By Julia Laite
My own research within the Trafficking Past network is a microhistory of one case of trafficking from the year 1910, in which a young woman from New Zealand was convinced to go to Buenos Aires by Antonio Carvelli, an Italian man who was living in Australia, to sell sex. Pushing against the tendency to anecdotalize and decontextualize cases of trafficking in the past and present, the book I’m writing is taking a life history approach. Each chapter will trace a major character in the case, from when they are born, until when they die, and insists on seeing them as complex human beings engaged in modes of exploitation and labour within much wider economic and social contexts.
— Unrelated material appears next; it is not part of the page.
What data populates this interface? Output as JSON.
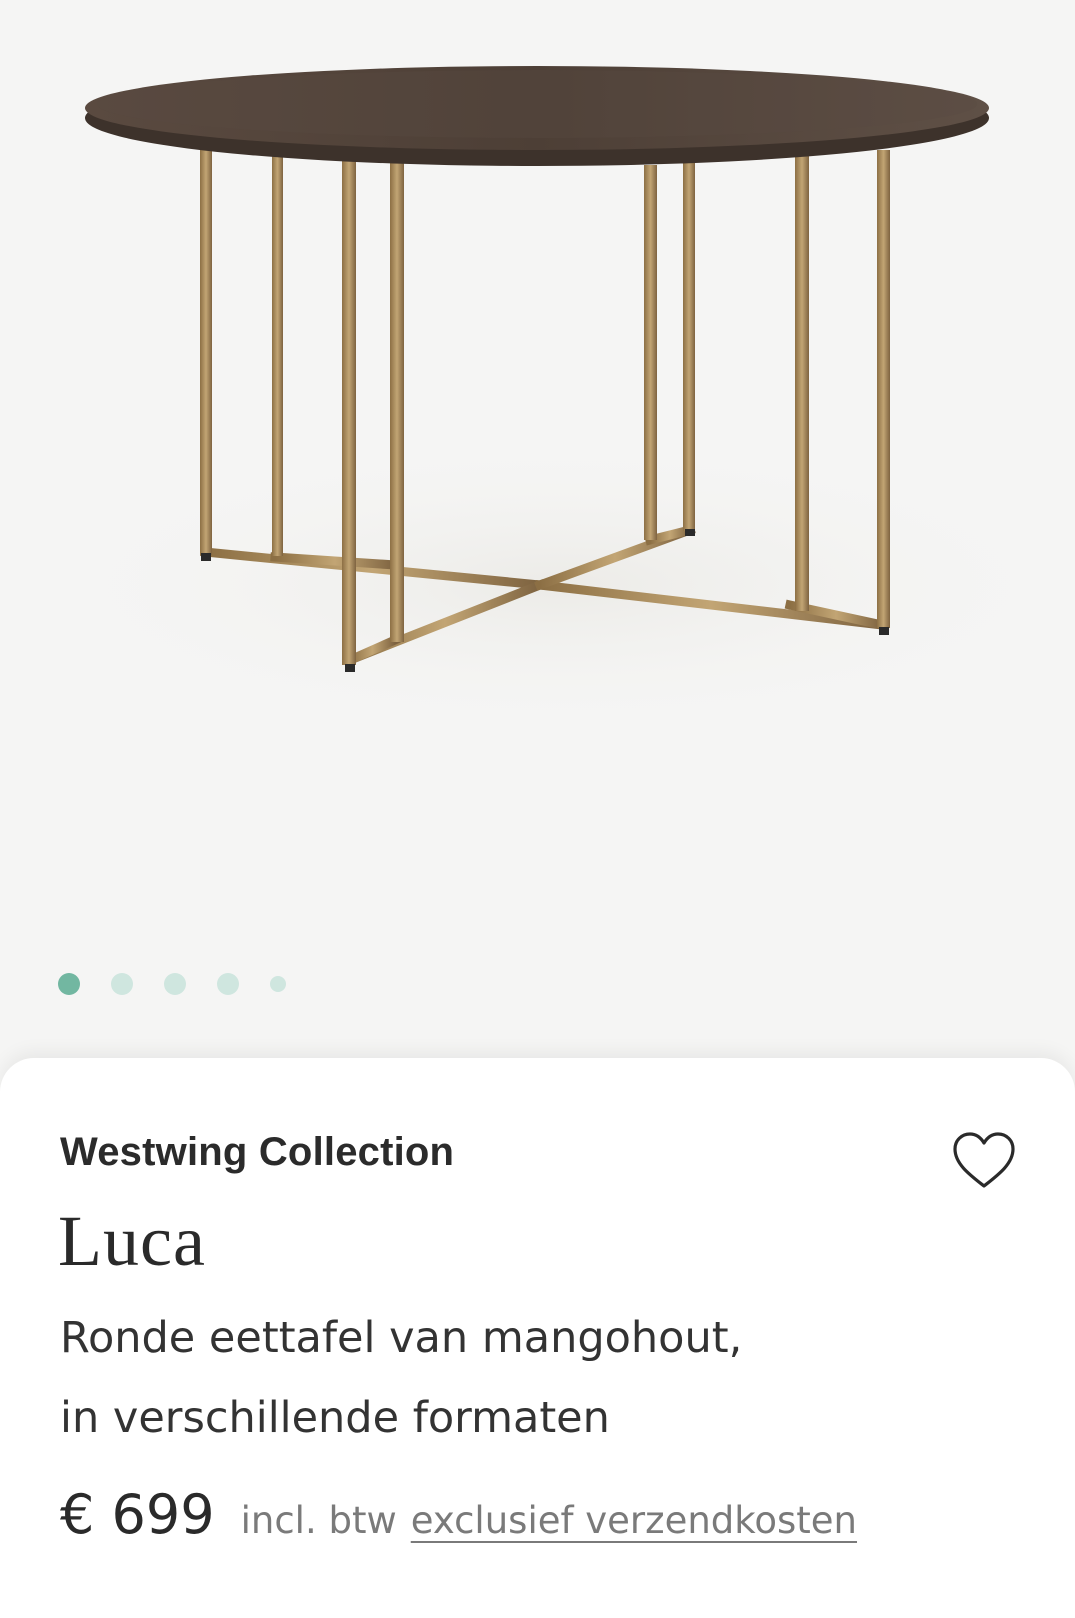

I want to find out what happened to them before and after I encountered them in the archive file in the National Archives in London: what factors led them to be part of the case in 1910, and what their lives were like afterward.
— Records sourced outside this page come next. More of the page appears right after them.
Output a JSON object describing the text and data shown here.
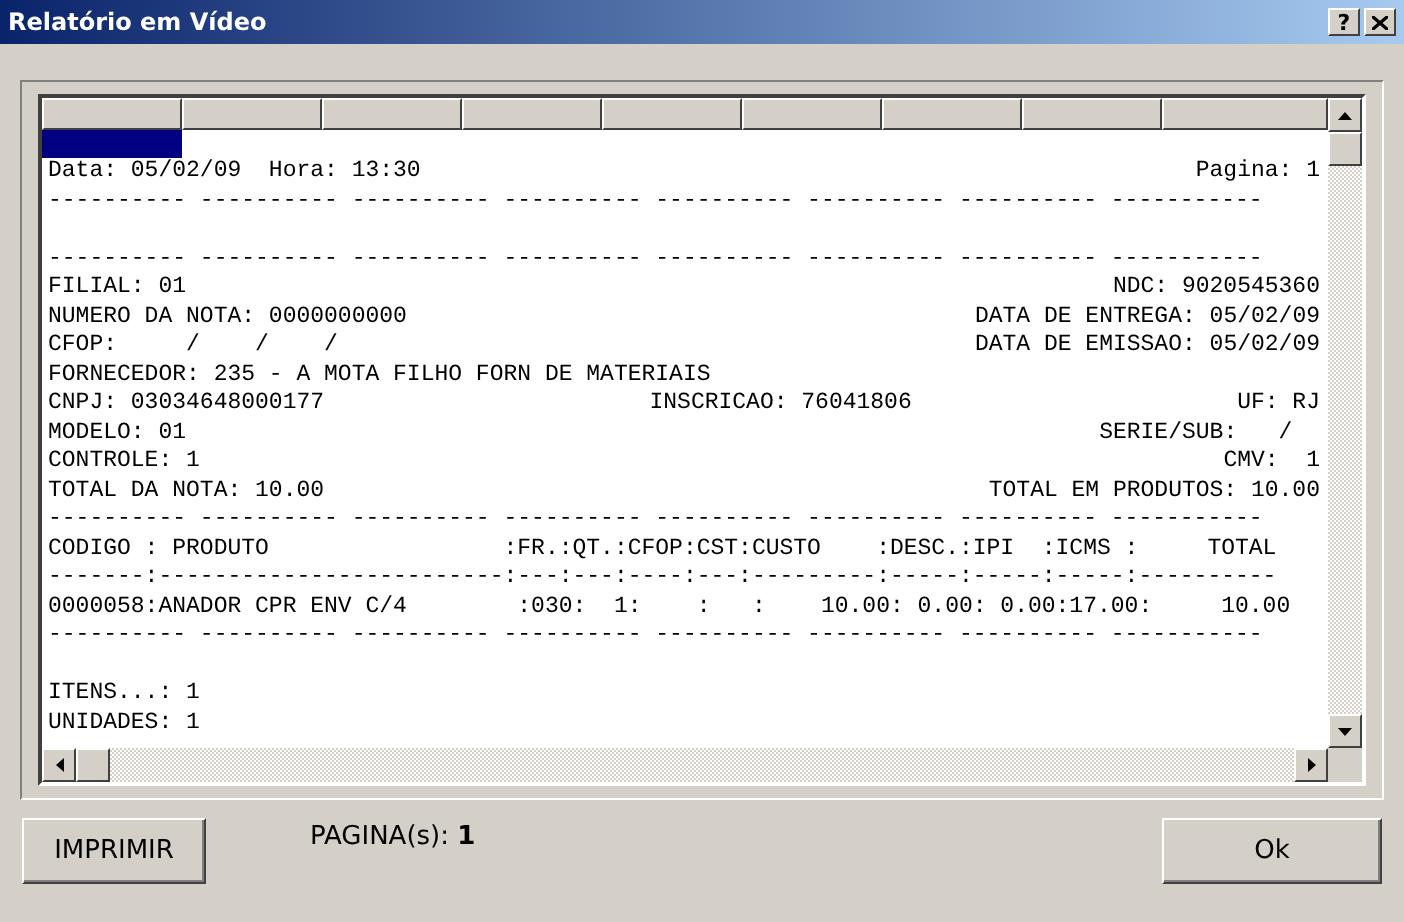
{
  "window": {
    "title": "Relatório em Vídeo",
    "help_button": "?"
  },
  "report": {
    "lines": [
      {
        "kind": "split",
        "parts": [
          "Data: 05/02/09  Hora: 13:30",
          "Pagina: 1"
        ]
      },
      {
        "kind": "rule",
        "text": "---------- ---------- ---------- ---------- ---------- ---------- ---------- -----------"
      },
      {
        "kind": "blank"
      },
      {
        "kind": "rule",
        "text": "---------- ---------- ---------- ---------- ---------- ---------- ---------- -----------"
      },
      {
        "kind": "split",
        "parts": [
          "FILIAL: 01",
          "NDC: 9020545360"
        ]
      },
      {
        "kind": "split",
        "parts": [
          "NUMERO DA NOTA: 0000000000",
          "DATA DE ENTREGA: 05/02/09"
        ]
      },
      {
        "kind": "split",
        "parts": [
          "CFOP:     /    /    /",
          "DATA DE EMISSAO: 05/02/09"
        ]
      },
      {
        "kind": "split",
        "parts": [
          "FORNECEDOR: 235 - A MOTA FILHO FORN DE MATERIAIS"
        ]
      },
      {
        "kind": "split",
        "parts": [
          "CNPJ: 03034648000177",
          "INSCRICAO: 76041806",
          "UF: RJ"
        ]
      },
      {
        "kind": "split",
        "parts": [
          "MODELO: 01",
          "SERIE/SUB:   /  "
        ]
      },
      {
        "kind": "split",
        "parts": [
          "CONTROLE: 1",
          "CMV:  1"
        ]
      },
      {
        "kind": "split",
        "parts": [
          "TOTAL DA NOTA: 10.00",
          "TOTAL EM PRODUTOS: 10.00"
        ]
      },
      {
        "kind": "rule",
        "text": "---------- ---------- ---------- ---------- ---------- ---------- ---------- -----------"
      },
      {
        "kind": "table",
        "text": "CODIGO : PRODUTO                 :FR.:QT.:CFOP:CST:CUSTO    :DESC.:IPI  :ICMS :     TOTAL"
      },
      {
        "kind": "table",
        "text": "-------:-------------------------:---:---:----:---:---------:-----:-----:-----:----------"
      },
      {
        "kind": "table",
        "text": "0000058:ANADOR CPR ENV C/4        :030:  1:    :   :    10.00: 0.00: 0.00:17.00:     10.00"
      },
      {
        "kind": "rule",
        "text": "---------- ---------- ---------- ---------- ---------- ---------- ---------- -----------"
      },
      {
        "kind": "blank"
      },
      {
        "kind": "split",
        "parts": [
          "ITENS...: 1"
        ]
      },
      {
        "kind": "split",
        "parts": [
          "UNIDADES: 1"
        ]
      }
    ]
  },
  "footer": {
    "print_button": "IMPRIMIR",
    "pages_label": "PAGINA(s): **1**",
    "ok_button": "Ok"
  }
}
I would not have been able to write this book ten years ago. When I started my academic career, the desire to know what had happened to the individuals in this case, and where they came from, would not have been enough. This endeavour has only been made possible very recently, with the advent of digitized newspapers and family history materials. It is this that has allowed me to find and contextualize individuals who have left no, or very few ego-documents—indeed, texts of any description—behind. I have been able to digitally scour for pseudonyms hidden in lists of passengers, find names misspelled on marriage certificates, discover the death certificates of people who died long before their time. Character searchable digitized newspapers, available free to access in New Zealand and Australia, and by subscription in Britain, have enabled me to locate surprisingly detailed news stories about my historical actors that never would have been recorded in any periodical index and would have been essentially unfindable before. I can even discover, with the click of a few buttons, what the weather was like on any given day. What was once a virtually impossible search for needles in haystacks has become feasible, with financial support in order to pay for subscriptions, with a little imagination, and with a lot of patience. And so, many of my ‘archival’ experiences in this research take place from the comfort of my home office, rather than the physical archive. The coffee is cheaper than in Geneva, but the view isn’t quite as exciting.
But digital records that provide small pieces of information about individuals, however useful they are, do not replace the more detailed and wide ranging material found in archives. This story began, for me, when I opened MEPO 3/197 at the National Archives in London but my search is leading me to many other files in this and in many other archives. Like Philippa Hetherington and many others who write on the history of trafficking, I have worked in the League of Nations Archive at the UN in Geneva, where the materials related to the Advisory Committee on the Traffic in Women and Children, established after the First World War, are held in neatly labelled boxes and files. They contain vital statistics about trafficking, reports from countries around the world, minutes that document the debates and controversies discussed by the Committee’s members. They are also peppered with tantalizing ephemera: photographs of pimps, blank prostitute registration forms, sample contracts for dancing girls. Each image, each list of names, makes me reflect on whether it would be possible to trace all these life stories from their beginning to their end. Upon the wall of the archive hangs a map from 1921, showing the spider’s web of steamship routes that took the delegates of the new age of internationalism, as well as the traffickers I am studying, around the world. This map will form the base for the interactive map and exhibit we are planning as part of this project: it’s the one you see when you arrive on our website.
My own journey, meanwhile, took me away from the organized and remarkably rich files in Geneva, in a rental car through the Mont Blanc tunnel, to Turin, where Antonio Carvelli, the pimp and trafficking in my case, was born. The material I looked at in the Archivio di Stato in Turin contrasted sharply with the tidy boxes and typed letters created by the international officialdom of anti-trafficking at the League of Nations. Instead, I searched through warped bundles of files on thieves—Carvelli had been arrested for burglary before he got involved in prostitution—and failed to find his name. At the UN archive, there was too much information to possibly take in. Here, there were only traces. At last, and with the help of archivist Sylvia Corno, I found one faint mention of Carvelli on a single crumbling sheet of paper: a certificate of good conduct from when he was 18, when he joined the Italian military.
These small stories, often hidden amongst other material in smaller archives, can help connect the international and global picture of trafficking to its local contexts. The link between the local and the global is something we hope to explore in this research project, as our research network shares their own stories of the big and small histories of trafficking and women’s illicit migration in archives around the world.